Donor Profile: Nicola Horlick

Nicola Horlick

Nicola Horlick has been a leading fund manager in the city of London for forty years. During that time, she has set up and managed several investment businesses. Along with being a partner in Bramdean Asset Management, Ms. Horlick is also CEO of Money&Co., a peer-to-peer lending platform that lends to subject matter experts, music artists, music publishers and record labels, and small legal firms. 

In addition to her role on the advisory council for the UK Focused Ultrasound Foundation (UK FUSF), Ms. Horlick supports several philanthropic ventures. She is the current chair of the Anthony Nolan charity for people living with blood cancer. She is also a trustee in The Childhood Trust and assists in fundraising efforts for The London Clinic. Read on to learn why Ms. Horlick believes in supporting focused ultrasound. 

You have had a significant amount of experience fundraising for hospital charities. What is a project you are most proud of? 

I was involved with fundraising for an up-to-date breast cancer center at St. Bartholomew’s in the early 2000s. There was a dilapidated wing dating back to the seventeenth century.

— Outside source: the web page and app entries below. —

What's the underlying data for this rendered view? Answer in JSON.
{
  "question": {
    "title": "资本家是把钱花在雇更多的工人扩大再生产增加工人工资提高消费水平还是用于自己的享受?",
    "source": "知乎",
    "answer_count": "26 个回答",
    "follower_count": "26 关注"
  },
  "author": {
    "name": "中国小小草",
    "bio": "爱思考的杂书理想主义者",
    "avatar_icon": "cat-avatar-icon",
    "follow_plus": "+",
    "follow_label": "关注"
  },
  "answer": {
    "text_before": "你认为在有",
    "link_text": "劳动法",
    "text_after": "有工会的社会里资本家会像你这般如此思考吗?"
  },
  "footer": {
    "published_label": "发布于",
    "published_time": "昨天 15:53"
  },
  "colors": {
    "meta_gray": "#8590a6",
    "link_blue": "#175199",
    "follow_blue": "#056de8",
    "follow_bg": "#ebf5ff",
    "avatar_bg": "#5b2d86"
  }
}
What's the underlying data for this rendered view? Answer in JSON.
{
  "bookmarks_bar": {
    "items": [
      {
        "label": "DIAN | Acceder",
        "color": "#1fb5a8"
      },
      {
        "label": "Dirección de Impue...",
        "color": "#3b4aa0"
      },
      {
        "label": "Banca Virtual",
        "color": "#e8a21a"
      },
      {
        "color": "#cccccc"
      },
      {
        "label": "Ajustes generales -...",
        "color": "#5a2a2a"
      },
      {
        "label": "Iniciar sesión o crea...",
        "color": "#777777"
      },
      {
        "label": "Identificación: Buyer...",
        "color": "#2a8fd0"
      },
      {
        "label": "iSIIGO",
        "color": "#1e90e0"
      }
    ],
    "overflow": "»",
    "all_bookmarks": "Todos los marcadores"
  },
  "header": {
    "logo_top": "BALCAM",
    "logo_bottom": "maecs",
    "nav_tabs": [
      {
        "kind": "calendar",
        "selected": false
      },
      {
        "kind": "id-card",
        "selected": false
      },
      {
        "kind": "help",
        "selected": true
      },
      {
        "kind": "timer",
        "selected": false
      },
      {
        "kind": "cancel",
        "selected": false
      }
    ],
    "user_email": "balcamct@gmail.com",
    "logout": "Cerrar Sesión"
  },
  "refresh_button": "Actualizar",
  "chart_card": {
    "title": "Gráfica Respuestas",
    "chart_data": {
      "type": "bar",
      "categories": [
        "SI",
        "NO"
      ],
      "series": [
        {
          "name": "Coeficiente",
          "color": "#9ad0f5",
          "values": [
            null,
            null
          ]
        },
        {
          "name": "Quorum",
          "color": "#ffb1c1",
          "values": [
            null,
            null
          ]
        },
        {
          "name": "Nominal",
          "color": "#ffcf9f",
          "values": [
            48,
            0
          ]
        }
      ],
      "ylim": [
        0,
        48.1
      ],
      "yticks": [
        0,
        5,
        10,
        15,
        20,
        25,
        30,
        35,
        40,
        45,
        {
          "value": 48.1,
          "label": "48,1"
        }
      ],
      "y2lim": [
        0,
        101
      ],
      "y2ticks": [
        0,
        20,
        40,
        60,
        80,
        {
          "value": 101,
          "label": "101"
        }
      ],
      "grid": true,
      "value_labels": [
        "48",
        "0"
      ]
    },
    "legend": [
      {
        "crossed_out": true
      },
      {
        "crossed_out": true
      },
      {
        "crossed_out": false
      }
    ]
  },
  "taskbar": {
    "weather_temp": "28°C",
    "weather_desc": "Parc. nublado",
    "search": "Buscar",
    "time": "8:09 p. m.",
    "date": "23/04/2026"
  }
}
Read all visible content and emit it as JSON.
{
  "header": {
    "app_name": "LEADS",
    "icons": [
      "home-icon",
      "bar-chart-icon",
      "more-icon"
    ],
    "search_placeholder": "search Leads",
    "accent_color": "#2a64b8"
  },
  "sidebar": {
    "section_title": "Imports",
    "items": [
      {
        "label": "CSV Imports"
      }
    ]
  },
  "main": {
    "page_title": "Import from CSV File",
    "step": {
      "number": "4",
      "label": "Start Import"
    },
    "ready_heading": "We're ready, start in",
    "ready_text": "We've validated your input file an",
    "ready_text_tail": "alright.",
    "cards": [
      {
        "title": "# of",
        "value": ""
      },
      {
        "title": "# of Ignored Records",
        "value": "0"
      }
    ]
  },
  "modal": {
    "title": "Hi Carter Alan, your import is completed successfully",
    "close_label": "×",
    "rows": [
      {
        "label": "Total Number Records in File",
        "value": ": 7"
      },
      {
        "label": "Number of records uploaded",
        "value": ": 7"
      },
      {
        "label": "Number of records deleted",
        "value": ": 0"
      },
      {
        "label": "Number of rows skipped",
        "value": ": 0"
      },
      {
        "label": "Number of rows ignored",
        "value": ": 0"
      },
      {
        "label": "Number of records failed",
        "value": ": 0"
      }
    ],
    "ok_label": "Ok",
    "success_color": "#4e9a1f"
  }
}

I was very pleased with that project because it restored a historic building while at the same time providing us with the most state-of-the-art breast cancer unit in all of Europe. We raised 13.5 million pounds to renovate the building and purchase the most up-to-date machines. 

What made you interested in getting involved with the UK FUSF? 

It is a very exciting technology. I’d heard ultrasound could be used therapeutically and had my own experience with it. So, when I heard it could be concentrated and applied to a specific spot to treat several conditions, it made sense. My main interest is how focused ultrasound can be used in treatment for cancer patients. My eldest daughter, Georgie, was diagnosed with leukemia when she was two and died when she was twelve, and my husband was diagnosed with prostate cancer in 2018 and died on the first of November in 2022. Anything that helps in the battle against cancer is great. 

What impact do you hope to have with the UK FUSF? 

The aim is to get as much buy-in from hospitals and get as many machines in hospitals as possible. I was on the board of Hampshire Hospitals for nine years and on the board of the Imperial Hospitals in London. I understand the funding constraints for hospitals when a new technology comes along. You have to determine how much money is needed for new technology, get buy-in from consultants, and show the efficacy of it. For example, you have to show it is going to massively reduce the tremor for a Parkinson’s patient or that it’s effective in treating early-stage prostate cancer. If the efficacy can be proved, funding can be found.